**The data covers the fundamentals, along with a summary of the precept quantum algorithms and instructions on learn the way to implement them on publicly accessible quantum laptop programs**

As quantum laptop programs proliferate and alter into further broadly accessible, would-be quantum programmers are left scratching their brains over learn the way to get started throughout the self-discipline. A model new beginner’s data supplies a complete introduction to quantum algorithms and their implementation on current {{hardware}}.

“Writing quantum algorithms is radically fully completely different from writing classical computing functions and requires some understanding of quantum guidelines and the arithmetic behind them,” said Andrey Y. Lokhov, a scientist at Los Alamos Nationwide Laboratory and lead creator of the simply currently printed data in *ACM Transactions on Quantum Computing.* “Our data helps quantum programmers get started throughout the self-discipline, which is definite to develop as more and more quantum laptop programs with more and more qubits turn into commonplace.”
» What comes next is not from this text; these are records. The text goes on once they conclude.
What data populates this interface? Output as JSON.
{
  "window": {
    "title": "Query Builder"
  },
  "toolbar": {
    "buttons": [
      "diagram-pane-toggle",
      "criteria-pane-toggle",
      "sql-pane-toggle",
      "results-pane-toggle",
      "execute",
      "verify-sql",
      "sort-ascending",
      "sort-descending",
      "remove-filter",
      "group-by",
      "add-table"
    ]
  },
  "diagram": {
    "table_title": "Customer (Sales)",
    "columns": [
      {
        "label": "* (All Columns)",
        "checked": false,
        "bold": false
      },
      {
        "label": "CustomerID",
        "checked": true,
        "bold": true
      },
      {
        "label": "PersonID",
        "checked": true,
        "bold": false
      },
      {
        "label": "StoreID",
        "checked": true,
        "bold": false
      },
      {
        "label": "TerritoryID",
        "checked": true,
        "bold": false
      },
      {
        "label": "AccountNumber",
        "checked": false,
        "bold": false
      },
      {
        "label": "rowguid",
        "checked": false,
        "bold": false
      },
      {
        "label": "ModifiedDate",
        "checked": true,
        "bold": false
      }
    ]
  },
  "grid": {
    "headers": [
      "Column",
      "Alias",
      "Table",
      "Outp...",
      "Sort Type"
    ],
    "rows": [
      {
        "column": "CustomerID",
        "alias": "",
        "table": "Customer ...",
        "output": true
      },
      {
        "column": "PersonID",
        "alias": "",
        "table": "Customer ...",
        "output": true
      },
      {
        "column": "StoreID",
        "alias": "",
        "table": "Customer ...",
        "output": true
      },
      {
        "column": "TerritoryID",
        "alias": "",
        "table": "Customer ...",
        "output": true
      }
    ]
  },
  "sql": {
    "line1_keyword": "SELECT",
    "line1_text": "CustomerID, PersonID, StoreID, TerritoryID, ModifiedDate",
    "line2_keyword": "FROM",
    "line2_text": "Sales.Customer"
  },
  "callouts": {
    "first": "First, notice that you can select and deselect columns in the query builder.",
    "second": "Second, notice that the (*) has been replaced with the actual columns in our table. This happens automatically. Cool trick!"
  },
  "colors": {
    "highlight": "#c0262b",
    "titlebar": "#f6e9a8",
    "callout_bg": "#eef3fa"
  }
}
The e ebook opinions 20 quantum algorithms briefly, stand-alone components and consists of well-known, elementary quantum algorithms like Grover’s Algorithm for database looking and much more, and Shor’s Algorithm for factoring integers. The tutorial then teaches programmers learn the way to implement the algorithms on various quantum laptop programs, along with IBM’s publicly accessible 5-qubit IBMQX4 quantum laptop computer, to make the connection to the precise world. In each event, the authors bear the implementation’s outcomes and clarify the variations between the simulator and exact {{hardware}} runs.

“This textual content was the outcomes of a rapid-response effort by the Information Science and Experience Institute at Los Alamos, the place about 20 Lab employees members self-selected to review and implement a typical quantum algorithm on the IBM Q quantum system,” said Stephan Eidenbenz, a senior[{” attribute=””>quantum computing scientist at Los Alamos, a coauthor of the article and director of ISTI when work on it began.

It was intended to train employees who had little or no training with quantum computing to implement a quantum algorithm on a real-world quantum computer in order to prepare the Los Alamos workforce for the quantum era, according to Eidenbenz.

These staff members, in addition to a few students and well-established quantum experts, make up the long author list of this “crowd-sourced” overview article that has already been heavily cited, Eidenbenz said.

Before moving on to the more complex topics of unitary transformations and gates, quantum circuits, and quantum algorithms, the first section of the guide explains the fundamentals of programming a quantum computer, including qubits and qubit systems, superposition, entanglement, and quantum measurements.

The section on the IBM quantum computer covers the set of gates available for algorithms, the actual physical gates implemented, how the qubits are connected, and the sources of noise, or errors.

Another section looks at the various types of quantum algorithms. From there, the guide dives into the 20 selected algorithms, with a problem definition, description, and steps for implementing each one on the IBM or, in a few cases, other computers.

Extensive references at the end of the guide will help interested readers go deeper in their explorations of quantum algorithms.

The study was funded by the Information Science and Technology Institute at Los Alamos National Laboratory through the Laboratory Directed Research and Development program.

Reference: “Quantum Algorithm Implementations for Beginners” by Abhijith J., Adetokunbo Adedoyin, John Ambrosiano, Petr Anisimov, William Casper, Gopinath Chennupati, Carleton Coffrin, Hristo Djidjev, David Gunter, Satish Karra, Nathan Lemons, Shizeng Lin, Alexander Malyzhenkov, David Mascarenas, Susan Mniszewski, Balu Nadiga, Daniel O’malley, Diane Oyen, Scott Pakin, Lakshman Prasad, Randy Roberts, Phillip Romero, Nandakishore Santhi, Nikolai Sinitsyn, Pieter J. Swart, James G. Wendelberger, Boram Yoon, Richard Zamora, Wei Zhu, Stephan Eidenbenz, Andreas Bärtschi, Patrick J. Coles, Marc Vuffray and Andrey Y. Lokhov, 7 July 2022, *ACM Transactions on Quantum Computing.*

DOI: 10.1145/3517340